### ABOUT THIS EXERCISE
What is needed here is an exact copy of all the entries below.

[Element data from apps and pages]
◇ ◇ ◇ ◇ ◇ ◇ ◇
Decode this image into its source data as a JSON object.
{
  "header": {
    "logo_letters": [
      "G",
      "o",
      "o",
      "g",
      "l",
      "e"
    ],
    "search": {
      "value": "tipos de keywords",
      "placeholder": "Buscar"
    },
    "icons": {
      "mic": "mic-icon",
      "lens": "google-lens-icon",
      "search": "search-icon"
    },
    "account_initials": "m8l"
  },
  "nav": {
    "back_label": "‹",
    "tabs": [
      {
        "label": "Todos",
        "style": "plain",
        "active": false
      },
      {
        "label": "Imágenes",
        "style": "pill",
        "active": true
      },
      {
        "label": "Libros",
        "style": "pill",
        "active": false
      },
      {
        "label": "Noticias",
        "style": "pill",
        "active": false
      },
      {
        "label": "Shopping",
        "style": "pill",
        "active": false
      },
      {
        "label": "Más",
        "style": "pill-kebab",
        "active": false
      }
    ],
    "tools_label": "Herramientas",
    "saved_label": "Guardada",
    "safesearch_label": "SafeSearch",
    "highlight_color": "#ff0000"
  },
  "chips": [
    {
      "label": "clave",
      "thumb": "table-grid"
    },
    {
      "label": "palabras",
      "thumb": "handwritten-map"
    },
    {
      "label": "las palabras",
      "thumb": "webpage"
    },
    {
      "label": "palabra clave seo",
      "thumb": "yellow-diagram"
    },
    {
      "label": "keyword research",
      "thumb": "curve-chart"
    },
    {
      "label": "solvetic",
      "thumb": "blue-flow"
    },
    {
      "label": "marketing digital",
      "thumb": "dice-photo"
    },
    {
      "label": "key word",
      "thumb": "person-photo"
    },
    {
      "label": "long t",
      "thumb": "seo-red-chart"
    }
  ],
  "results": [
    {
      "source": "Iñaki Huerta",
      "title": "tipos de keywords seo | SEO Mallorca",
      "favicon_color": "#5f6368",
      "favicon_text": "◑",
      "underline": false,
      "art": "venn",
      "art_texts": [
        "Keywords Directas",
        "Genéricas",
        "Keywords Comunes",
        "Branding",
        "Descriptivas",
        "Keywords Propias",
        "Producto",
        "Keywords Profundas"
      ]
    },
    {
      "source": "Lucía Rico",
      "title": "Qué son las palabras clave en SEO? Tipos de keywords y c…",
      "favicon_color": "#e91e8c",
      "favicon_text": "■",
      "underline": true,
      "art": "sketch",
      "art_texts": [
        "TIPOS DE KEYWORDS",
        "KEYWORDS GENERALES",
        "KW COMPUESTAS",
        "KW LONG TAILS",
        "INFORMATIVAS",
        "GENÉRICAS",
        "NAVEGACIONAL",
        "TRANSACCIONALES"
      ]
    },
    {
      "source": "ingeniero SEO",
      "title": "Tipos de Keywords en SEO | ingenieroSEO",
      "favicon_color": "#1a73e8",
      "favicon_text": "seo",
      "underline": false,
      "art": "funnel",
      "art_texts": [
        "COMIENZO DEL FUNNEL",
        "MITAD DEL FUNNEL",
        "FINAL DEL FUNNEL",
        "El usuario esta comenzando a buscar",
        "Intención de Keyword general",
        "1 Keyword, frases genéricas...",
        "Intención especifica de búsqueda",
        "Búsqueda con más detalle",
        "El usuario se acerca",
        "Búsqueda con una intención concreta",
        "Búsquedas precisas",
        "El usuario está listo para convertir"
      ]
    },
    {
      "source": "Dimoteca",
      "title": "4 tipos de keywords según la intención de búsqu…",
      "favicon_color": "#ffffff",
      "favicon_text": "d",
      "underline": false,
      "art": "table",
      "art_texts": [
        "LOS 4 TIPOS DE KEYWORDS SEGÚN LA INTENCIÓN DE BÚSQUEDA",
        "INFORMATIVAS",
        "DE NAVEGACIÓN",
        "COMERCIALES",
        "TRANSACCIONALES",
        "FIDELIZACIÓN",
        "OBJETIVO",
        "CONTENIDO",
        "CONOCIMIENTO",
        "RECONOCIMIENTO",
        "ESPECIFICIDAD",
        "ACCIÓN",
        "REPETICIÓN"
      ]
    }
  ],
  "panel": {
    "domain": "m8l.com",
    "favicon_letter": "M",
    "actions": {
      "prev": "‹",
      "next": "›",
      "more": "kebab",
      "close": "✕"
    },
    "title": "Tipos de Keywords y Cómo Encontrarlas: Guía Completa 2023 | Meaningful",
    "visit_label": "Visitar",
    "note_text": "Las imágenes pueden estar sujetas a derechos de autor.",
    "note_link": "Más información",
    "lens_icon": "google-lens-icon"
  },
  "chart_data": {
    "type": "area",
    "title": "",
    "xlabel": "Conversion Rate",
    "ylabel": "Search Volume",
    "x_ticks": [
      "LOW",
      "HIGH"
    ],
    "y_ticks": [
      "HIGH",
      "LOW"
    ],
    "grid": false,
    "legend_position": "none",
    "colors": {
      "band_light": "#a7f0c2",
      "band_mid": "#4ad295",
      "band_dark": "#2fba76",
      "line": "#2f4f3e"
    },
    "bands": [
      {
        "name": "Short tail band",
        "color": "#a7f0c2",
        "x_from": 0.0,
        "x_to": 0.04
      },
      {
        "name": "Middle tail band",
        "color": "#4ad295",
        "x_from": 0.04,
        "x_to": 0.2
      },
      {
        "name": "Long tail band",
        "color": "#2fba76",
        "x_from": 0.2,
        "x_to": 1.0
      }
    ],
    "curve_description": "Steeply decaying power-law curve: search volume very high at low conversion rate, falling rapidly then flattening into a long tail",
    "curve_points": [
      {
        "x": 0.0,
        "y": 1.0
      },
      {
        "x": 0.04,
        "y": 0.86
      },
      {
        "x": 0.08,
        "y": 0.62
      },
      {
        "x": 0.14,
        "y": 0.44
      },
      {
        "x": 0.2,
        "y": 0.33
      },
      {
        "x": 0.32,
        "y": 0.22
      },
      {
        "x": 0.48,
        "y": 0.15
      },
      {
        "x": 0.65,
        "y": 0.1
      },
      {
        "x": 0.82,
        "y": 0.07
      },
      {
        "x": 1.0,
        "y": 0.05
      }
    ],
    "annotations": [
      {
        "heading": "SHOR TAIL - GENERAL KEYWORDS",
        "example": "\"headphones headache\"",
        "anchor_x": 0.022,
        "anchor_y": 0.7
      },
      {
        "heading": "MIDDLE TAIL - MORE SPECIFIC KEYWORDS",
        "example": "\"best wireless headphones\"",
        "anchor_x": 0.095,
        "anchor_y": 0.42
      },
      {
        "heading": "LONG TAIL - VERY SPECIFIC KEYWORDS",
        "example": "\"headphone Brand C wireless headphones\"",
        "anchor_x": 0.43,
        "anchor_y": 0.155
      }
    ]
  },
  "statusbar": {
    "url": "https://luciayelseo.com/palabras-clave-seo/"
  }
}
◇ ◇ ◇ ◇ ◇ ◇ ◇
### THE COMPLETED TASK
Decode this image into its source data as a JSON object.
{
  "header": {
    "logo_letters": [
      "G",
      "o",
      "o",
      "g",
      "l",
      "e"
    ],
    "search": {
      "value": "tipos de keywords",
      "placeholder": "Buscar"
    },
    "icons": {
      "mic": "mic-icon",
      "lens": "google-lens-icon",
      "search": "search-icon"
    },
    "account_initials": "m8l"
  },
  "nav": {
    "back_label": "‹",
    "tabs": [
      {
        "label": "Todos",
        "style": "plain",
        "active": false
      },
      {
        "label": "Imágenes",
        "style": "pill",
        "active": true
      },
      {
        "label": "Libros",
        "style": "pill",
        "active": false
      },
      {
        "label": "Noticias",
        "style": "pill",
        "active": false
      },
      {
        "label": "Shopping",
        "style": "pill",
        "active": false
      },
      {
        "label": "Más",
        "style": "pill-kebab",
        "active": false
      }
    ],
    "tools_label": "Herramientas",
    "saved_label": "Guardada",
    "safesearch_label": "SafeSearch",
    "highlight_color": "#ff0000"
  },
  "chips": [
    {
      "label": "clave",
      "thumb": "table-grid"
    },
    {
      "label": "palabras",
      "thumb": "handwritten-map"
    },
    {
      "label": "las palabras",
      "thumb": "webpage"
    },
    {
      "label": "palabra clave seo",
      "thumb": "yellow-diagram"
    },
    {
      "label": "keyword research",
      "thumb": "curve-chart"
    },
    {
      "label": "solvetic",
      "thumb": "blue-flow"
    },
    {
      "label": "marketing digital",
      "thumb": "dice-photo"
    },
    {
      "label": "key word",
      "thumb": "person-photo"
    },
    {
      "label": "long t",
      "thumb": "seo-red-chart"
    }
  ],
  "results": [
    {
      "source": "Iñaki Huerta",
      "title": "tipos de keywords seo | SEO Mallorca",
      "favicon_color": "#5f6368",
      "favicon_text": "◑",
      "underline": false,
      "art": "venn",
      "art_texts": [
        "Keywords Directas",
        "Genéricas",
        "Keywords Comunes",
        "Branding",
        "Descriptivas",
        "Keywords Propias",
        "Producto",
        "Keywords Profundas"
      ]
    },
    {
      "source": "Lucía Rico",
      "title": "Qué son las palabras clave en SEO? Tipos de keywords y c…",
      "favicon_color": "#e91e8c",
      "favicon_text": "■",
      "underline": true,
      "art": "sketch",
      "art_texts": [
        "TIPOS DE KEYWORDS",
        "KEYWORDS GENERALES",
        "KW COMPUESTAS",
        "KW LONG TAILS",
        "INFORMATIVAS",
        "GENÉRICAS",
        "NAVEGACIONAL",
        "TRANSACCIONALES"
      ]
    },
    {
      "source": "ingeniero SEO",
      "title": "Tipos de Keywords en SEO | ingenieroSEO",
      "favicon_color": "#1a73e8",
      "favicon_text": "seo",
      "underline": false,
      "art": "funnel",
      "art_texts": [
        "COMIENZO DEL FUNNEL",
        "MITAD DEL FUNNEL",
        "FINAL DEL FUNNEL",
        "El usuario esta comenzando a buscar",
        "Intención de Keyword general",
        "1 Keyword, frases genéricas...",
        "Intención especifica de búsqueda",
        "Búsqueda con más detalle",
        "El usuario se acerca",
        "Búsqueda con una intención concreta",
        "Búsquedas precisas",
        "El usuario está listo para convertir"
      ]
    },
    {
      "source": "Dimoteca",
      "title": "4 tipos de keywords según la intención de búsqu…",
      "favicon_color": "#ffffff",
      "favicon_text": "d",
      "underline": false,
      "art": "table",
      "art_texts": [
        "LOS 4 TIPOS DE KEYWORDS SEGÚN LA INTENCIÓN DE BÚSQUEDA",
        "INFORMATIVAS",
        "DE NAVEGACIÓN",
        "COMERCIALES",
        "TRANSACCIONALES",
        "FIDELIZACIÓN",
        "OBJETIVO",
        "CONTENIDO",
        "CONOCIMIENTO",
        "RECONOCIMIENTO",
        "ESPECIFICIDAD",
        "ACCIÓN",
        "REPETICIÓN"
      ]
    }
  ],
  "panel": {
    "domain": "m8l.com",
    "favicon_letter": "M",
    "actions": {
      "prev": "‹",
      "next": "›",
      "more": "kebab",
      "close": "✕"
    },
    "title": "Tipos de Keywords y Cómo Encontrarlas: Guía Completa 2023 | Meaningful",
    "visit_label": "Visitar",
    "note_text": "Las imágenes pueden estar sujetas a derechos de autor.",
    "note_link": "Más información",
    "lens_icon": "google-lens-icon"
  },
  "chart_data": {
    "type": "area",
    "title": "",
    "xlabel": "Conversion Rate",
    "ylabel": "Search Volume",
    "x_ticks": [
      "LOW",
      "HIGH"
    ],
    "y_ticks": [
      "HIGH",
      "LOW"
    ],
    "grid": false,
    "legend_position": "none",
    "colors": {
      "band_light": "#a7f0c2",
      "band_mid": "#4ad295",
      "band_dark": "#2fba76",
      "line": "#2f4f3e"
    },
    "bands": [
      {
        "name": "Short tail band",
        "color": "#a7f0c2",
        "x_from": 0.0,
        "x_to": 0.04
      },
      {
        "name": "Middle tail band",
        "color": "#4ad295",
        "x_from": 0.04,
        "x_to": 0.2
      },
      {
        "name": "Long tail band",
        "color": "#2fba76",
        "x_from": 0.2,
        "x_to": 1.0
      }
    ],
    "curve_description": "Steeply decaying power-law curve: search volume very high at low conversion rate, falling rapidly then flattening into a long tail",
    "curve_points": [
      {
        "x": 0.0,
        "y": 1.0
      },
      {
        "x": 0.04,
        "y": 0.86
      },
      {
        "x": 0.08,
        "y": 0.62
      },
      {
        "x": 0.14,
        "y": 0.44
      },
      {
        "x": 0.2,
        "y": 0.33
      },
      {
        "x": 0.32,
        "y": 0.22
      },
      {
        "x": 0.48,
        "y": 0.15
      },
      {
        "x": 0.65,
        "y": 0.1
      },
      {
        "x": 0.82,
        "y": 0.07
      },
      {
        "x": 1.0,
        "y": 0.05
      }
    ],
    "annotations": [
      {
        "heading": "SHOR TAIL - GENERAL KEYWORDS",
        "example": "\"headphones headache\"",
        "anchor_x": 0.022,
        "anchor_y": 0.7
      },
      {
        "heading": "MIDDLE TAIL - MORE SPECIFIC KEYWORDS",
        "example": "\"best wireless headphones\"",
        "anchor_x": 0.095,
        "anchor_y": 0.42
      },
      {
        "heading": "LONG TAIL - VERY SPECIFIC KEYWORDS",
        "example": "\"headphone Brand C wireless headphones\"",
        "anchor_x": 0.43,
        "anchor_y": 0.155
      }
    ]
  },
  "statusbar": {
    "url": "https://luciayelseo.com/palabras-clave-seo/"
  }
}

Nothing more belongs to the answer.